first U.S. cases of illness caused by the thenunknown
Altman is a medical writer for the New York
Times, where from 1969 to 2008 he was one
of the few physicians employed full-time for
a daily newspaper. He continues to report on
a variety of medical topics for the paper. He
also writes “The Doctor’s World,” a column that
appears in the science section of the newspaper.
He is a clinical professor of medicine at New
York University and senior scholar at the Woodrow
Wilson Center in Washington, D.C., where
he is writing a book on the health of political
leaders. Altman authored Who Goes First? The
Story of Self-Experimentation in Medicine. He
also has written for scholarly publications on
subjects such as viral encephalitis and canine
cadaver blood. He holds medical licenses in California,
New York and Washington state.
Altman wrote the Times’ first article on HIV/
AIDS, “Rare cancer seen in 41 homosexuals,”
published on July 3, 1981. The article describes
an outbreak of “…41 cases of a rare and
often rapidly fatal form of cancer”—its cause

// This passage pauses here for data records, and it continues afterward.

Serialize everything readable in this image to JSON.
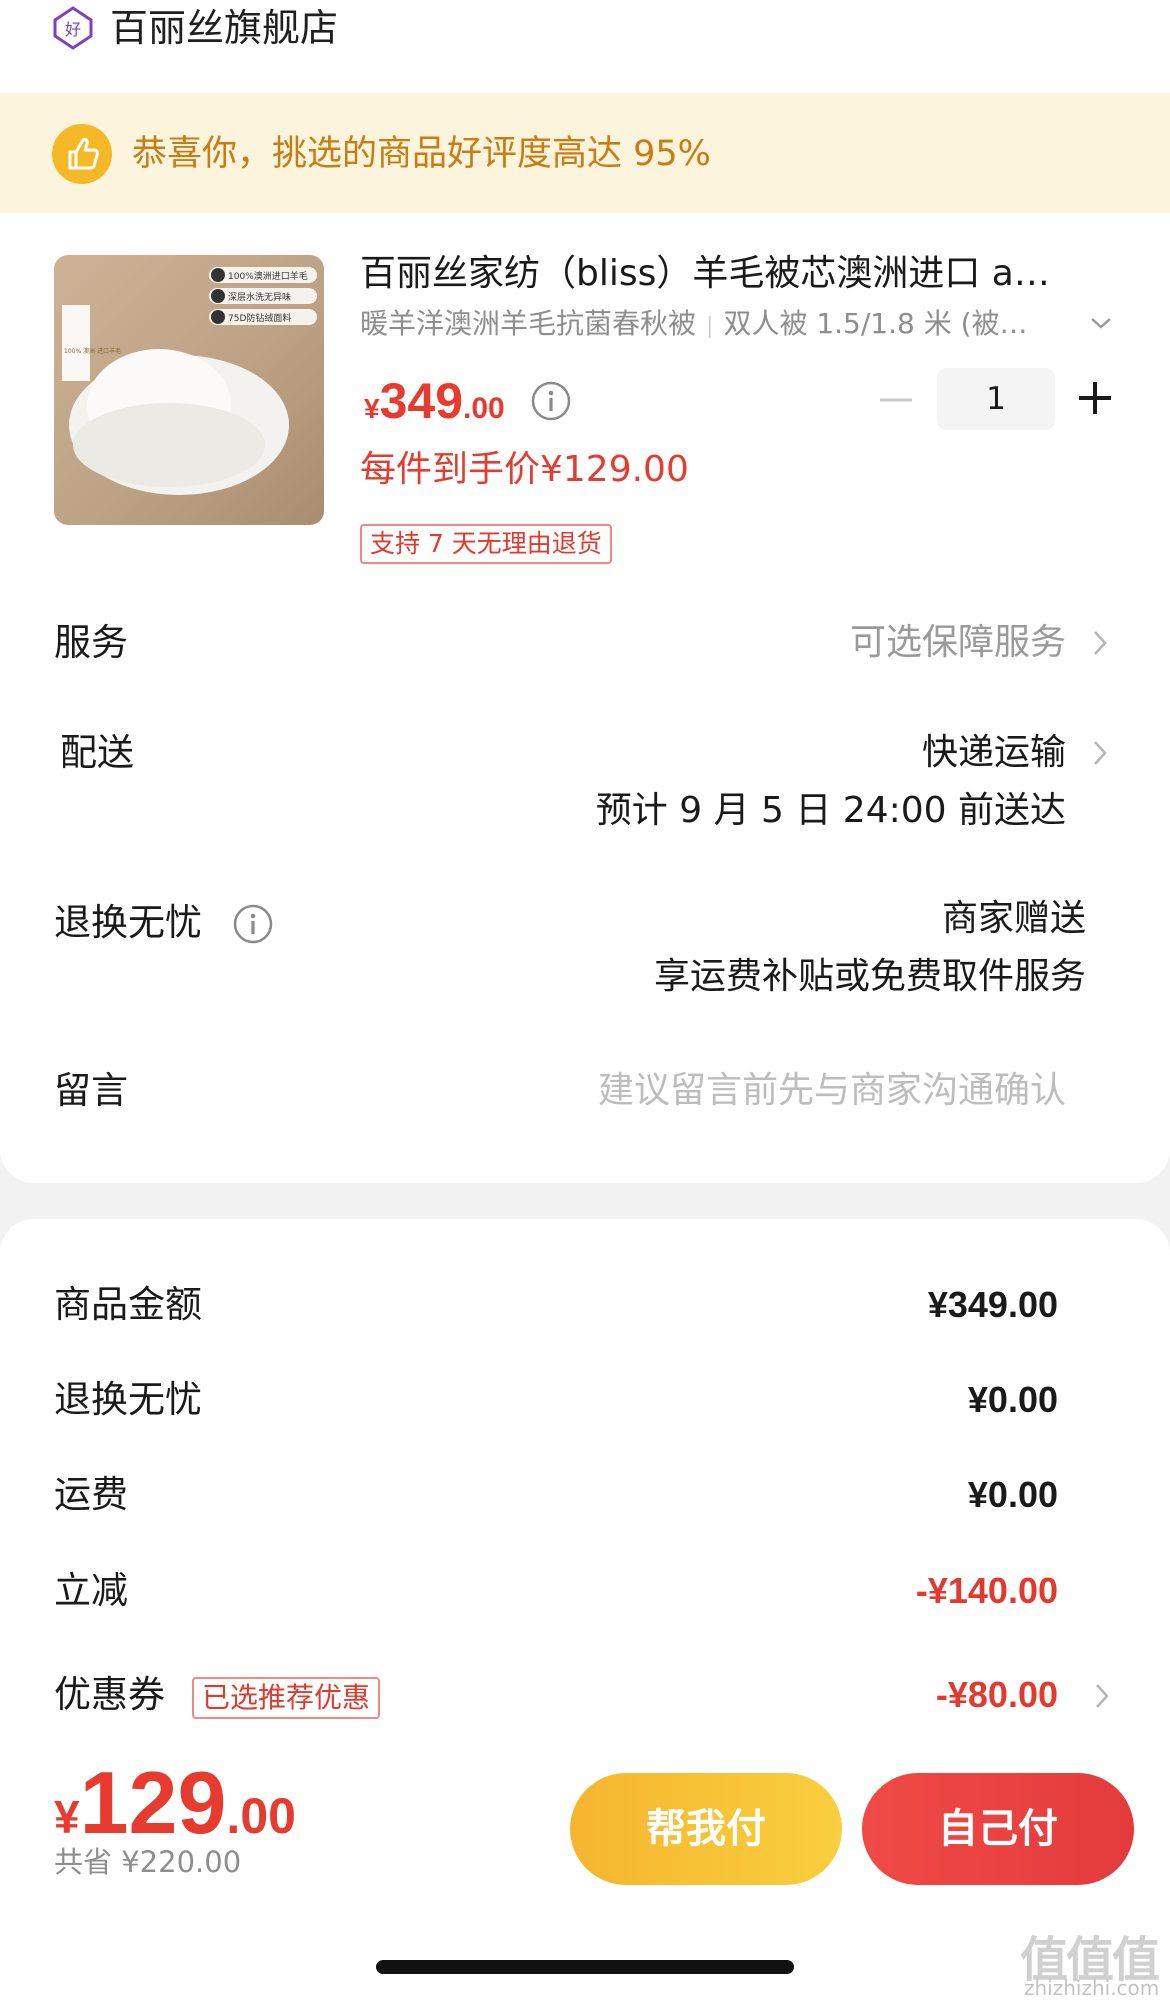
{
  "store": {
    "name": "百丽丝旗舰店",
    "logo_icon": "diamond-hao-icon"
  },
  "banner": {
    "text": "恭喜你，挑选的商品好评度高达 95%",
    "icon": "thumbs-up-icon"
  },
  "product": {
    "title": "百丽丝家纺（bliss）羊毛被芯澳洲进口 a…",
    "spec_name": "暖羊洋澳洲羊毛抗菌春秋被",
    "spec_size": "双人被 1.5/1.8 米 (被…",
    "image_labels": [
      "100%澳洲进口羊毛",
      "深层水洗无异味",
      "75D防钻绒面料",
      "100% 澳洲 进口羊毛"
    ],
    "price_symbol": "¥",
    "price_int": "349",
    "price_dec": ".00",
    "per_item_price": "每件到手价¥129.00",
    "return_tag": "支持 7 天无理由退货",
    "quantity": "1"
  },
  "rows": {
    "service": {
      "label": "服务",
      "value": "可选保障服务"
    },
    "delivery": {
      "label": "配送",
      "value1": "快递运输",
      "value2": "预计 9 月 5 日 24:00 前送达"
    },
    "return": {
      "label": "退换无忧",
      "value1": "商家赠送",
      "value2": "享运费补贴或免费取件服务"
    },
    "message": {
      "label": "留言",
      "placeholder": "建议留言前先与商家沟通确认"
    }
  },
  "summary": {
    "goods_amount": {
      "label": "商品金额",
      "value": "¥349.00"
    },
    "return_fee": {
      "label": "退换无忧",
      "value": "¥0.00"
    },
    "shipping": {
      "label": "运费",
      "value": "¥0.00"
    },
    "discount": {
      "label": "立减",
      "value": "-¥140.00"
    },
    "coupon": {
      "label": "优惠券",
      "tag": "已选推荐优惠",
      "value": "-¥80.00"
    }
  },
  "footer": {
    "total_symbol": "¥",
    "total_int": "129",
    "total_dec": ".00",
    "saved": "共省 ¥220.00",
    "help_pay": "帮我付",
    "self_pay": "自己付"
  },
  "watermark": {
    "main": "值值值",
    "sub": "zhizhizhi.com"
  },
  "colors": {
    "accent_red": "#e63b2e",
    "banner_bg": "#fdf4de",
    "banner_text": "#c97c12",
    "help_btn": "#f6b52f",
    "self_btn": "#e43b3c"
  }
}
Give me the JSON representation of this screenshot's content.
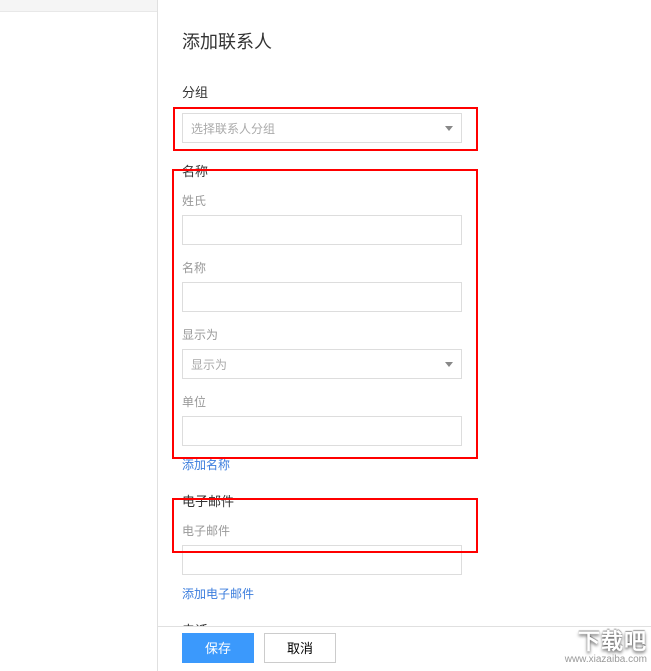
{
  "page": {
    "title": "添加联系人"
  },
  "sections": {
    "group": {
      "label": "分组",
      "select_placeholder": "选择联系人分组"
    },
    "name": {
      "label": "名称",
      "fields": {
        "surname_label": "姓氏",
        "surname_value": "",
        "givenname_label": "名称",
        "givenname_value": "",
        "displayas_label": "显示为",
        "displayas_placeholder": "显示为",
        "company_label": "单位",
        "company_value": ""
      },
      "add_link": "添加名称"
    },
    "email": {
      "label": "电子邮件",
      "fields": {
        "email_label": "电子邮件",
        "email_value": ""
      },
      "add_link": "添加电子邮件"
    },
    "phone": {
      "label": "电话"
    }
  },
  "footer": {
    "save_label": "保存",
    "cancel_label": "取消"
  },
  "watermark": {
    "top": "下载吧",
    "bottom": "www.xiazaiba.com"
  }
}
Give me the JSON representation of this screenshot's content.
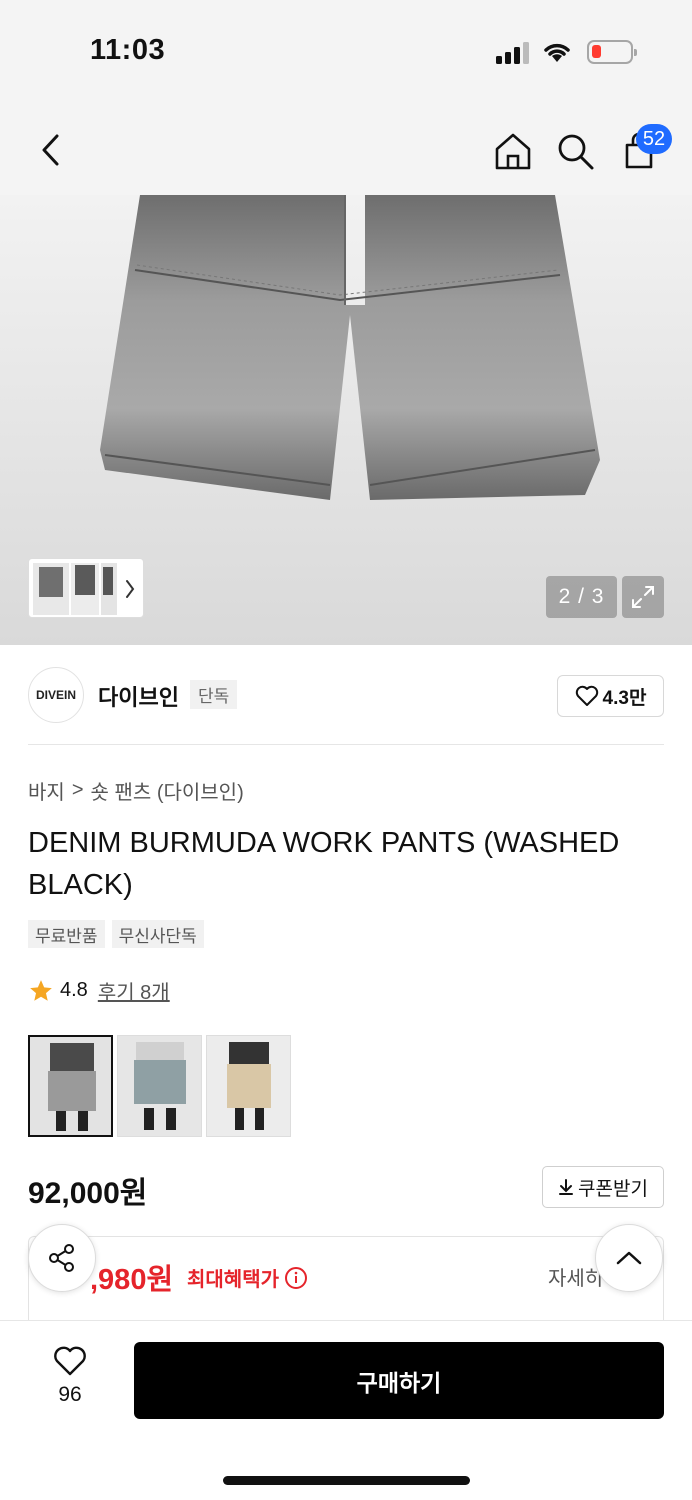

unknown. After years of writing numerous
articles on HIV/AIDS, he wrote, “30 Years In,
We Are Still Learning from AIDS” for the Times.
That article looks back on the earliest cases of
AIDS, the medical community’s reaction and
response to the HIV/AIDS pandemic, its social
implications and the scientific, medical and
public health challenges that remain.
The annual Hill lecture is dedicated to the former
NIAID deputy director. Hill helped build the
institute’s HIV/AIDS research program during
the early years of the epidemic and was instrumental
in educating the public and government
officials on the emerging threat of AIDS.